Take the below photo (Asleep) for example. One day, I was wandering aimlessly through the city streets of Providence and stumbled upon a possum that had obviously become a victim of vehicular homicide. Fortunately, for yours truly, the street wasn’t very busy, because to take the photo I had to stand in the middle of the road for several minutes. Naturally, the reaction was “Jamie, that’s gross!” and “Yuck!” Still, it was a reaction, which I was thankful to my Facebook friends for. And I’m sure none of us could estimate how many times this rodent was pancaked to oblivion. For my part, all I did was document the postmortem experience. To me, the photo is symbolic of life passing by sometimes a little too quickly.
EC: What’s in your iPhone camera bag (apps)? What app(s) do you currently use the most often?

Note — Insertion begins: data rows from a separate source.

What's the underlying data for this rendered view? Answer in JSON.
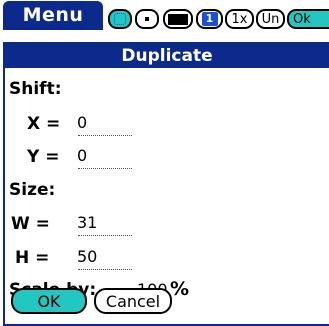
{
  "menu": {
    "label": "Menu"
  },
  "toolbar": {
    "one_label": "1",
    "x_label": "1x",
    "undo_label": "Un",
    "ok_label": "Ok"
  },
  "dialog": {
    "title": "Duplicate",
    "shift": {
      "heading": "Shift:",
      "x_label": "X =",
      "x_value": "0",
      "y_label": "Y =",
      "y_value": "0"
    },
    "size": {
      "heading": "Size:",
      "w_label": "W =",
      "w_value": "31",
      "h_label": "H =",
      "h_value": "50"
    },
    "scale": {
      "label": "Scale by:",
      "value": "100",
      "unit": "%"
    },
    "ok_label": "OK",
    "cancel_label": "Cancel"
  },
  "colors": {
    "title_bar": "#0b2a8c",
    "accent_teal": "#22c7c2",
    "accent_blue": "#1a4fd8"
  },
  "icons": [
    "selection-icon",
    "dot-brush-icon",
    "fill-black-icon"
  ]
}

JP: Right now I have 55 photo-only apps installed on my iPhone. As time goes by, however, I’m warming up to the concept of “less is more.” One can’t possibly produce and post photo each day like I do by flipping through such a vast quantity of apps to concoct every possible look for a given image, and then decide which one to post. Who has that mountain of available time? That said, the apps I use most are: Instagram, Hipstamatic„ PictureShow, TiltShiftGen, ClassicTOY and CrossProcess (in that order). As far as my personal “process” goes, I generally take photos with Hipstamatic or the built-in iPhone camera, process with any of or combination of these six apps and publish with Instagram. I’ve found Instagram to be super-efficient at allowing me to share my iPhone photos in the social media space. However, I haven’t been terribly successful at building a loyal following of frequent “commenters.” Because I truly value feedback on my photos (I make it a practice to comment on others’ iPhoneography), perhaps I’m missing something in Instagram. There is a lot of non-art, garbage floating around out there in Instagramland and from people with thousands of followers. I’m not quite sure how they do it.
EC: What other thoughts would you like to share?
JP: Starting in November, I decided to assemble all of the previous month’s iPhone photos into one slideshow to share on YouTube as a regular practice. You can view November’s here. I’m also interested in learning more about how others’ share their iPhoneography collections, the best printing services for iPhone photos and perhaps an interesting challenge to focus on.
Thanks again so much for this wonderful opportunity!
For more on Jamie check out these links:
All images shown here are copyrighted property of the artist, please contact Jamie Pachomski for copyright privileges.